( Originally Published Early 1900's )
When you have ascended to the top of the wall of rocks [at Taormina], which rise precipitously at no great distance from the sea, you find two peaks, connected by a semicircle. Whatever shape this may have had originally from Nature has been helped by the hand of man, which has formed out of it an amphitheater for spectators. Walls and other buildings have furnished the necessary passages and rooms. Right across, at the foot of the semicircular range of seats, the scene was built, and by this means the two rocks were joined together, and a most enormous work of nature and art combined.
Now, sitting down at the spot where formerly sat the uppermost spectators, you confess at once that never did any audience, in any theater, have before it such a spectacle as you there behold. On the right, and on high rocks at the side, castles tower in the air—farther on the city lies below you; and altho its buildings are all of modern date, still similar ones, no doubt, stood of old on the same site. After this the eye falls on the whole of the long ridge of AEtna, then on the left it catches a view of the sea-shore, as far as Catania, and even Syracuse, and then the wide and extensive view is closed by the immense smoking volcano, but not horribly, for the atmosphere, with its softening effect, makes it look more distinct, and milder than it really is.
If now you turn from this view toward the passage running at the back of the spectators, you have on the left the whole wall of the rocks between which and the sea runs the road to Messina. And then again you behold vast groups of rocky ridges in the sea itself, with the coast of Calabria in the far distance, which only a fixt and attentive gaze can distinguish from the clouds which rise rapidly from it.
We descended toward the theater, and tarried a while among its ruins, on which an accomplished architect would do well to employ, at least on paper, his talent of restoration.
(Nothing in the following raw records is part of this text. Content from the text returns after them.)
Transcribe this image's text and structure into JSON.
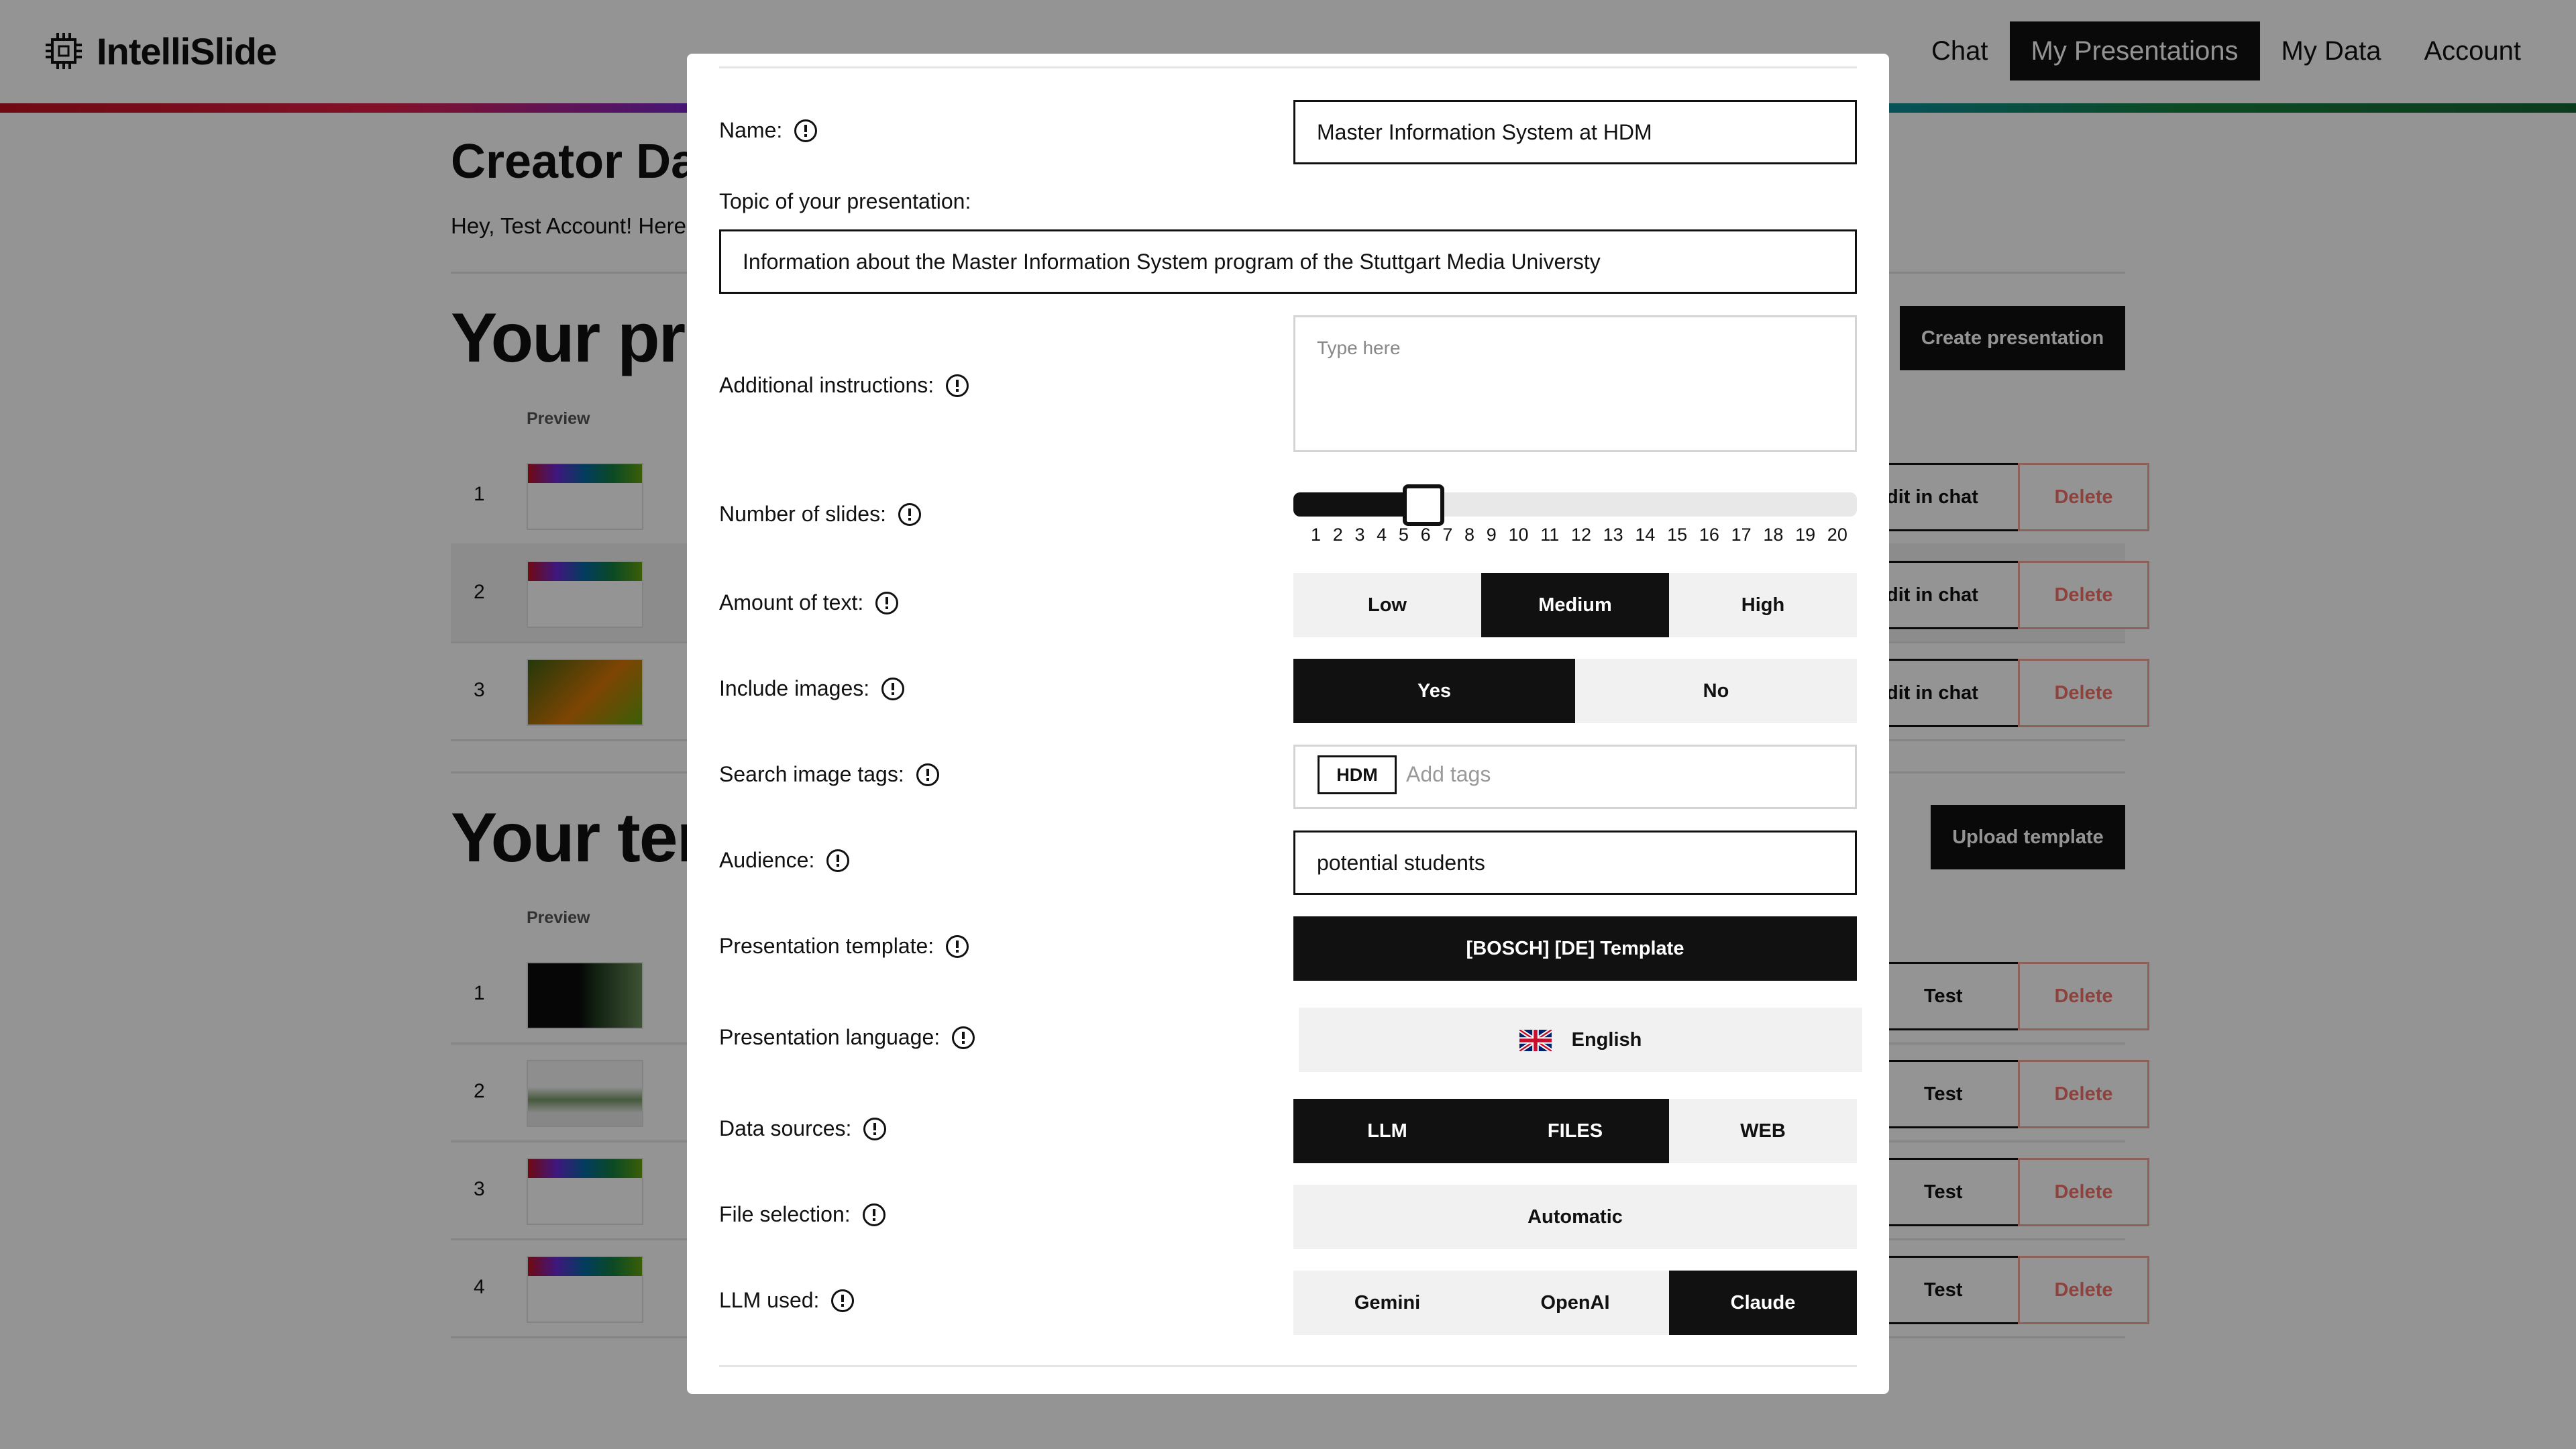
{
  "app": {
    "name": "IntelliSlide"
  },
  "nav": {
    "chat": "Chat",
    "my_presentations": "My Presentations",
    "my_data": "My Data",
    "account": "Account"
  },
  "page": {
    "title": "Creator Da",
    "greeting": "Hey, Test Account! Here",
    "presentations_title": "Your pre",
    "templates_title": "Your ten",
    "preview_header": "Preview",
    "create_button": "Create presentation",
    "upload_button": "Upload template",
    "edit_label": "dit in chat",
    "test_label": "Test",
    "delete_label": "Delete",
    "presentation_rows": [
      "1",
      "2",
      "3"
    ],
    "template_rows": [
      "1",
      "2",
      "3",
      "4"
    ]
  },
  "form": {
    "name": {
      "label": "Name:",
      "value": "Master Information System at HDM"
    },
    "topic": {
      "label": "Topic of your presentation:",
      "value": "Information about the Master Information System program of the Stuttgart Media Universty"
    },
    "instructions": {
      "label": "Additional instructions:",
      "placeholder": "Type here"
    },
    "slides": {
      "label": "Number of slides:",
      "value": 5,
      "min": 1,
      "max": 20,
      "ticks": [
        "1",
        "2",
        "3",
        "4",
        "5",
        "6",
        "7",
        "8",
        "9",
        "10",
        "11",
        "12",
        "13",
        "14",
        "15",
        "16",
        "17",
        "18",
        "19",
        "20"
      ]
    },
    "text_amount": {
      "label": "Amount of text:",
      "options": [
        "Low",
        "Medium",
        "High"
      ],
      "selected": "Medium"
    },
    "images": {
      "label": "Include images:",
      "options": [
        "Yes",
        "No"
      ],
      "selected": "Yes"
    },
    "image_tags": {
      "label": "Search image tags:",
      "tags": [
        "HDM"
      ],
      "placeholder": "Add tags"
    },
    "audience": {
      "label": "Audience:",
      "value": "potential students"
    },
    "template": {
      "label": "Presentation template:",
      "value": "[BOSCH] [DE] Template"
    },
    "language": {
      "label": "Presentation language:",
      "value": "English",
      "icon": "uk-flag-icon"
    },
    "data_sources": {
      "label": "Data sources:",
      "options": [
        "LLM",
        "FILES",
        "WEB"
      ],
      "selected": [
        "LLM",
        "FILES"
      ]
    },
    "file_selection": {
      "label": "File selection:",
      "value": "Automatic"
    },
    "llm": {
      "label": "LLM used:",
      "options": [
        "Gemini",
        "OpenAI",
        "Claude"
      ],
      "selected": "Claude"
    }
  }
}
After this I attempted to make a way for myself through the gardens to the city. But I soon learned by experience what an impenetrable bulwark is formed by a hedge of agaves planted close together. You can see through their interlacing leaves, and you think, therefore, it will be easy to force a way through them; but the prickles on their leaves are very sensible obstacles. If you step on these colossal leaves, in the hope that they will bear you, they break off suddenly; and so, instead of getting out, you fall into the arms of the next plant. When, however, at last we had wound our way out of the labyrinth, we found but little to enjoy in the city; tho from the neighboring country we felt it impossible to part before sunset. Infinitely beautiful was it to observe this region, of which every point had its interest, gradually enveloped in darkness.